Physical Fest is back and full of interesting program surprises as usual. There is a modernist fable titled Memory of Dust, a peak in to the life of the Confetti Maker, a multi-disciplinary puppet theater romp with Mariposa Nocturna, a telling of the life of a World War II bear from Syria WOJTEK: the Happy Warrior and an exploration of what the fear of failure entails with Anatomy of Fear. The 4th annual festival will run June 2-10 at Stage 773. In addition to these four feature shows, there is a much loved Scratch Night of local talent and a full compliment of workshops from many of the visiting company’s artists.
Third Coast Review was pleased to have the opportunity to interview director Glenn Tillin of the UK-based Quarter Too Ensemble about their show WOJTEK:the Happy Warrior:
This is a surprising topic for a physical theater piece. Was it challenging to create?
The biggest challenge was what to focus on in the story. When we began research we discovered tale after tale about Wojtek and the soldiers he lived with. There is much about his life we don’t even touch on in our piece and so much of it resonated with the company it was hard to choose what parts we would not be developing.

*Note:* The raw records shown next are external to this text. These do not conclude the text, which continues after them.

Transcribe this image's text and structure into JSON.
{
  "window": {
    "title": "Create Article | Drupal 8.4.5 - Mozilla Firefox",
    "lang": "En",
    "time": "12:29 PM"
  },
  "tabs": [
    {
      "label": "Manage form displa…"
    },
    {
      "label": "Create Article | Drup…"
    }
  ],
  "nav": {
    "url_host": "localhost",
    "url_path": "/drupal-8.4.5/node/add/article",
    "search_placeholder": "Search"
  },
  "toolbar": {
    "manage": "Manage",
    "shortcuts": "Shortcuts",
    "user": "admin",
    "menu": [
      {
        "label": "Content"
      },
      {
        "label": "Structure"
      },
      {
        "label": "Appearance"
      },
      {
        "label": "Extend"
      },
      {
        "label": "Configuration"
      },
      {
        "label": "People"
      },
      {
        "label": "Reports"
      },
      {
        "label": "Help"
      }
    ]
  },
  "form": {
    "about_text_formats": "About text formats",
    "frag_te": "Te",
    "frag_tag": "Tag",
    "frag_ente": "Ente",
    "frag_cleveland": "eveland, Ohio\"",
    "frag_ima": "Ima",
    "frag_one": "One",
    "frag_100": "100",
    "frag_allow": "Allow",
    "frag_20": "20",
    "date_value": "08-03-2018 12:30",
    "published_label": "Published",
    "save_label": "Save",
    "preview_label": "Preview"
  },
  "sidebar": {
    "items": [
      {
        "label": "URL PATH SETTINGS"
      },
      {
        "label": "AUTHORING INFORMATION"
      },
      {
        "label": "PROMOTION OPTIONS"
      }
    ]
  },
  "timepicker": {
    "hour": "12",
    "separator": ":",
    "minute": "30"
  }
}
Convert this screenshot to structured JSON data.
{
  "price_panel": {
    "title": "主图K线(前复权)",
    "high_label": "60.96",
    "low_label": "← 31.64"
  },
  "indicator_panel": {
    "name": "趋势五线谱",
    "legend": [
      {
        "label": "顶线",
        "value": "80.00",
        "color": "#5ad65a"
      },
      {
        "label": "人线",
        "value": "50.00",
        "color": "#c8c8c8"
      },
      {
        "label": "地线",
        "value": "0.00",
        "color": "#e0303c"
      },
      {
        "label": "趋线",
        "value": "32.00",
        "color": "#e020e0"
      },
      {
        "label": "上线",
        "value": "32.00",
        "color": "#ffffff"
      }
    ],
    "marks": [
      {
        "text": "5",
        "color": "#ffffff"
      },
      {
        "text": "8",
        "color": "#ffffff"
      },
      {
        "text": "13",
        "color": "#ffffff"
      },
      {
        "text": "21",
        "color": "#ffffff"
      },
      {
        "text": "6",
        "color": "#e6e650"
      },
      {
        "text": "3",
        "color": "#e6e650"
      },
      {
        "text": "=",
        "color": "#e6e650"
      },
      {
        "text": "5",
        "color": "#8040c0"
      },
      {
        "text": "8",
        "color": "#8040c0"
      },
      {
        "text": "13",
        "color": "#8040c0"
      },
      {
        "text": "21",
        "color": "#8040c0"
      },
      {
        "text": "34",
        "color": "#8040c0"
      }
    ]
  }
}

The other difficulty was negotiating the wider reality of the war: The story is rooted in real peoples’ lives, so I felt it incredibly important to honor and respect those real people within the wider picture – particularly the Polish people displaced by the historic events in the story. Wojtek’s tale has a fantastical feel to it, so we had to work very hard to stay connected to the factual elements as I think the fact that these events actually happened is inseparable from the poignancy of the story.
Where did the idea for the show come from?
Back in 2011 Kitty Myers (co-artistic director and performer) read a very small newspaper review about a book that tracked the “Wojtek trusts” campaign to erect a memorial for Wojtek and his soldiers in Edinburgh. As most do, on first hearing about Wojtek she became full of intrigue and disbelief and said to me ‘if this is true, it would be an amazing story to tell’. She ordered the book Wojtek: Polish War Hero and began researching. The more we looked the more it became clear that it was a real tale and as we talked to Polish friends we found that it was already an important story for families of Polish descent. We sat on it for a few years until the opportunity arose, when working at Rose Bruford drama school, to develop a show for young audiences.
What do people find the most intriguing about WOJTEK:The Happy Warrior?
I think, for those who haven’t heard the story, the fact that it’s true. We’ve come across audience members who have seen the play and then gone away and researched for themselves because they find it hard to believe this actually happened. We also get lots of questions about how we came up with the ‘ideas’ for what you see in the show. I think people are drawn in when they see something that is truly collaborative in its conception–they want to know more about the process that is igniting their imaginations.
Was addressing warfare important to the cast and creators?
We originally did quite a bit of research into the bigger picture of WW2 in Europe and the Middle East. Wojtek fought at the battle of Monte Cassino, which was pivotal in the campaign to break the Gustav line. It was also important that we tracked what happened to Poland and its people before, during and after the war. The atrocities that took place should never be forgotten but also important is the resilient kindness, humanity and bravery shown by Wojtek’s comrades who had lost everything.
One of the most concerning aspects is that the damage done to Poland and its people is not an anomaly relegated to history; similar events are taking place in our lifetime elsewhere in the world and the connection is very tangible, if you’re prepared to look. We didn’t intend to make an ‘anti-war’ piece but when you start to invest in the facts and place your imagination in the midst of such horrors its hard to not draw a ideological response.
Who is the audience for WOJTEK:The Happy Warrior?
Originally Wojtek was devised to tour primary schools for ages 7+. During this tour it became clear that it was of interest to adult families and those of Polish descent. When we took it to the Edinburgh Festival in 2015 we were overwhelmed by the response from the Scottish and Polish community that were connected to the story. We always wanted to make this story accessible to as many people as possible and it is designed to play in non-theater spaces too. I think even if you don’t have a particular interest in the subject matter it is hard for anyone not to get drawn into the story.
Physical Festival Chicago features nine days of performances. Tickets are $12 for students ($45 for festival pass), industry, seniors and military or $18 for adults ($60 for the pass). All performances will be held at Stage 773, 1225 W. Belmont.